The opinion of the court was delivered by: Simandle, District Judge
This matter comes before the Court on the motion of Defendant Deanna Kozub to dismiss the Complaint for Plaintiff Barnard Warner's failure to comply with a court-ordered deposition. For the reasons explained below, the Court shall deny the motion and shall stay this action pending the outcome of Warner's related criminal prosecution.
Plaintiff Bernard Warner ("Warner"), who is currently confined at the Burlington County Detention Center, brought this action pursuant to 42 U.S.C. § 1983 claiming, among other things, that Defendant Deanna Kozub ("Kozub"), a police officer with the Burlington Township Police Department, used excessive force against him when she detained, apprehended and/or arrested him on February 25, 2005. The Court reviewed the Complaint to identify cognizable claims as 28 U.S.C. §§ 1915(e)(2) and 1915A require and permitted this excessive force claim to go forward. Warner v. Sweeney, No. 05-287, 2005 WL 2257925, at *5 (D.N.J. Sept. 12, 2005).
After Kozub answered the Complaint, she filed a motion to take Warner's deposition, see Fed. R. Civ. P. 30(a)(2), which Magistrate Judge Rosen granted. However, Warner refused to answer questions at that deposition and, instead, he responded to each question with the same assertion of his Fifth Amendment rights: "Due to my pending criminal matter at this time I will assert my right to remain silent." (Warner Dep. at Ex. 8 to Kozub's Motion to Dismiss.)
Kozub moves to dismiss pursuant to Fed. R. Civ. P. 37(b), arguing that the Court may sanction Warner for refusing to comply with the Court's Order that permitted Kozub to take his deposition. Rule 37(b)(2) provides, in relevant part:
If a party ... fails to obey an order to provide or permit discovery, including an order made under subdivision (a) of this rule or Rule 35, or if a party fails to obey an order entered under Rule 26(f), the court in which the action is pending may make such orders in regard to the failure as are just, and among others the following:
(A) An order that the matters regarding which the order was made or any other designated facts shall be taken to be established for the purposes of the action in accordance with the claim of the party obtaining the order;
(B) An order refusing to allow the disobedient party to support or oppose designated claims or defenses, or prohibiting that party from introducing designated matters in evidence;
(C) An order striking out pleadings or parts thereof, or staying further proceedings until the order is obeyed, or dismissing the action or proceeding or any part thereof, or rendering a judgment by default against the disobedient party[.]
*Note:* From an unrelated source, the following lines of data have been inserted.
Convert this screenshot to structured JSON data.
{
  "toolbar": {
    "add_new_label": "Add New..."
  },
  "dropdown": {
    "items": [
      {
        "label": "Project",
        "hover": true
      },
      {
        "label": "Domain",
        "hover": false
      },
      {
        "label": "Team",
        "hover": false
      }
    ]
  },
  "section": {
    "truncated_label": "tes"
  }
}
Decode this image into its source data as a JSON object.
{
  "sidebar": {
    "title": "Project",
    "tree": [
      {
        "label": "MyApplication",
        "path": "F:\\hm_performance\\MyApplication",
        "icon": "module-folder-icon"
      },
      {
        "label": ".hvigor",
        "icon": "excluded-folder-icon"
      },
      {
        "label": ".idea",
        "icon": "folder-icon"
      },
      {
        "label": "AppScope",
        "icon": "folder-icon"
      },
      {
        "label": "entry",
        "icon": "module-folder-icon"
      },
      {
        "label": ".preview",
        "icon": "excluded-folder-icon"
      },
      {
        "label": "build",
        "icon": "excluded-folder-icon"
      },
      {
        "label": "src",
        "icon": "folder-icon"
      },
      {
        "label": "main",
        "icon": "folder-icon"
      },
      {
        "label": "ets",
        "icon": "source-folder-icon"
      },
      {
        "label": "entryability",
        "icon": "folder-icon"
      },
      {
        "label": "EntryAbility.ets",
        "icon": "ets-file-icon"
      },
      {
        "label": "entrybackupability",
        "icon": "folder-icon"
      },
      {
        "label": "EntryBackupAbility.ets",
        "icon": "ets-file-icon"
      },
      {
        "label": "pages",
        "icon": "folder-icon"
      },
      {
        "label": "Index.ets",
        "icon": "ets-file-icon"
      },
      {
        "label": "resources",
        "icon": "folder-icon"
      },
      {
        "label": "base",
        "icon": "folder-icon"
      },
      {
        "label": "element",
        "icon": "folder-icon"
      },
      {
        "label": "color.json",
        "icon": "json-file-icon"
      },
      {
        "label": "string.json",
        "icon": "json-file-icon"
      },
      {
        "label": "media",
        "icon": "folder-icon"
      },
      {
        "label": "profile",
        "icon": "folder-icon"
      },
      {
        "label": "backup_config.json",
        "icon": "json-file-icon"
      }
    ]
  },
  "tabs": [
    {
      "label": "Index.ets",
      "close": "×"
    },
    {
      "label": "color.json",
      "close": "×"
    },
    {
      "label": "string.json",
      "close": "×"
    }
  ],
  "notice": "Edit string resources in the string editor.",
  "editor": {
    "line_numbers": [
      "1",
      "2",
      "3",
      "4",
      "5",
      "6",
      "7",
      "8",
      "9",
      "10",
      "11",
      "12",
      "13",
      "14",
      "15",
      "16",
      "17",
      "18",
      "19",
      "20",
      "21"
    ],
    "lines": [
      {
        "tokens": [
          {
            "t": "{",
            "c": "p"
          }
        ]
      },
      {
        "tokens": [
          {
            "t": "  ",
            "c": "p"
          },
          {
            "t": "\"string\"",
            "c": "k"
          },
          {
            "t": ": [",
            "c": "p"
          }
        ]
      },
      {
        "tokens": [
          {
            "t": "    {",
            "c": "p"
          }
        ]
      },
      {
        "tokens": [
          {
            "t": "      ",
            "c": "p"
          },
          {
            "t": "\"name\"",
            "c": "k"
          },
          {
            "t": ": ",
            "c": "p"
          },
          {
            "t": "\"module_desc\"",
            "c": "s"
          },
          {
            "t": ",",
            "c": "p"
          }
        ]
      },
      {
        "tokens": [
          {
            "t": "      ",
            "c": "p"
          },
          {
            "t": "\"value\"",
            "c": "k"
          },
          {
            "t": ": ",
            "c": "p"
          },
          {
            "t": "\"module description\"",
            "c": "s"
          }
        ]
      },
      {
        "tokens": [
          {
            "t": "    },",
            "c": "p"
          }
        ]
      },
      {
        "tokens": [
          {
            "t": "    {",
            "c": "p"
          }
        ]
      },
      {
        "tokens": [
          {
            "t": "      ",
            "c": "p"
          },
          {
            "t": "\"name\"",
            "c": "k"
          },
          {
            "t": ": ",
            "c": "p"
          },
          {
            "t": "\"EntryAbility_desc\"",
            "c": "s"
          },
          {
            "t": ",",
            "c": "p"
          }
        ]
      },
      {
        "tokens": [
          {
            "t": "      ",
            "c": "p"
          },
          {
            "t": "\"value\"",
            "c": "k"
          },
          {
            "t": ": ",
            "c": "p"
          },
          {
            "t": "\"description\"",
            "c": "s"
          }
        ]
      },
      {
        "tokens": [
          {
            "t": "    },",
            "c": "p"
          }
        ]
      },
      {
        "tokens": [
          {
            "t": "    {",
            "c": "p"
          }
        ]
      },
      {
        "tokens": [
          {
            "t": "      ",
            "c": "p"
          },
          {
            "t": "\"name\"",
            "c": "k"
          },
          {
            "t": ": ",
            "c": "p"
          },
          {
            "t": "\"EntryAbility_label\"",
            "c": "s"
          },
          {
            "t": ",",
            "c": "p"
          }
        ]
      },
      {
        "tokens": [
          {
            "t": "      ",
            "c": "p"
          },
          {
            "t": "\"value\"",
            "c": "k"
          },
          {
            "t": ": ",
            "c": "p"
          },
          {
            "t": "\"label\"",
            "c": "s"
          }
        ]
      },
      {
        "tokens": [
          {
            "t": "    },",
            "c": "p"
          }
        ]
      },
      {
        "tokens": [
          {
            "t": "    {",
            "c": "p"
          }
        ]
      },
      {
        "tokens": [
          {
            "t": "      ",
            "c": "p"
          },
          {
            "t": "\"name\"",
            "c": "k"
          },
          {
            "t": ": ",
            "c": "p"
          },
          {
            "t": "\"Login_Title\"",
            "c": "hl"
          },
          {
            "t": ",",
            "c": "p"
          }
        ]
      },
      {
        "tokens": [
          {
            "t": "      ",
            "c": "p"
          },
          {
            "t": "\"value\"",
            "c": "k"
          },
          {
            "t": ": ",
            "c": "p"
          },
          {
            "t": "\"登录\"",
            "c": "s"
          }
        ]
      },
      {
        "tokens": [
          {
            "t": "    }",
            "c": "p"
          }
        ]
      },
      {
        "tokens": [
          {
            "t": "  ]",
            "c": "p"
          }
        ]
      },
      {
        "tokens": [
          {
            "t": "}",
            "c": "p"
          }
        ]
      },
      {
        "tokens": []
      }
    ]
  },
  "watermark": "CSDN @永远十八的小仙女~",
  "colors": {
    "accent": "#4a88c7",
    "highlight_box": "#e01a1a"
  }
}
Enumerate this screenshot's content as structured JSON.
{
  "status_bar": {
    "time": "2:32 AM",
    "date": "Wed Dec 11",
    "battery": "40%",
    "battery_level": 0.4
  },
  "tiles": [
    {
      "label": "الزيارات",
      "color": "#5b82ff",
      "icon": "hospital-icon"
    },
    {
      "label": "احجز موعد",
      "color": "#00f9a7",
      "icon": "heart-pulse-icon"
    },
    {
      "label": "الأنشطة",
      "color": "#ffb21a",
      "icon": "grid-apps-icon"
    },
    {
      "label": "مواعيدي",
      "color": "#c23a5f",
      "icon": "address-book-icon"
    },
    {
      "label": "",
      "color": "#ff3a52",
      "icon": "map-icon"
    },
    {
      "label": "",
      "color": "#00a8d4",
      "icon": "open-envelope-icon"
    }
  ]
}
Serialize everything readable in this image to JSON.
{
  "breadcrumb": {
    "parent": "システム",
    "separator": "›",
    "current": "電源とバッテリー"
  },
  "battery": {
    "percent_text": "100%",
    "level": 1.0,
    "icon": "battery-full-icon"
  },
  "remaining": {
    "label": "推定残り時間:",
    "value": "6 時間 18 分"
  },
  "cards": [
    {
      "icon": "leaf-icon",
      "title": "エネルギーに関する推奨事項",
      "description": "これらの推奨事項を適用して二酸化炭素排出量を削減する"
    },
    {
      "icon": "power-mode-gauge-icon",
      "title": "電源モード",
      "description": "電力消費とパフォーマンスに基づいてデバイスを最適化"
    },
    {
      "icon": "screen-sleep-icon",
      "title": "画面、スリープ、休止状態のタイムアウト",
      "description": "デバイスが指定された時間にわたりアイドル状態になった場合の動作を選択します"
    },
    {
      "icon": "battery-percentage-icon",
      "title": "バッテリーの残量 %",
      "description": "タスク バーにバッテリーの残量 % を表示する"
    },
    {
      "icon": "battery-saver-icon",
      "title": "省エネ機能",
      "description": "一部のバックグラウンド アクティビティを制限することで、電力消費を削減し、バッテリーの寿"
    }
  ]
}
See also Fed R. Civ. P. 37(d) (authorizing same sanctions for failure to attend deposition).
However, dismissal for disobeying a discovery order is a "drastic" sanction of an "extreme nature." Poulis v. State Farm Fire & Cas. Co., 747 F.2d 863, 867 (3d Cir. 1984). Accordingly, before the Court may rule on the motion to dismiss, it must determine: (1) the extent of the party's personal responsibility; (2) the prejudice to the adversary caused by the failure to meet scheduling orders and respond to discovery; (3) a history of dilatoriness; (4) whether the conduct of the party or the attorney was willful or in bad faith; (5) the effectiveness of ...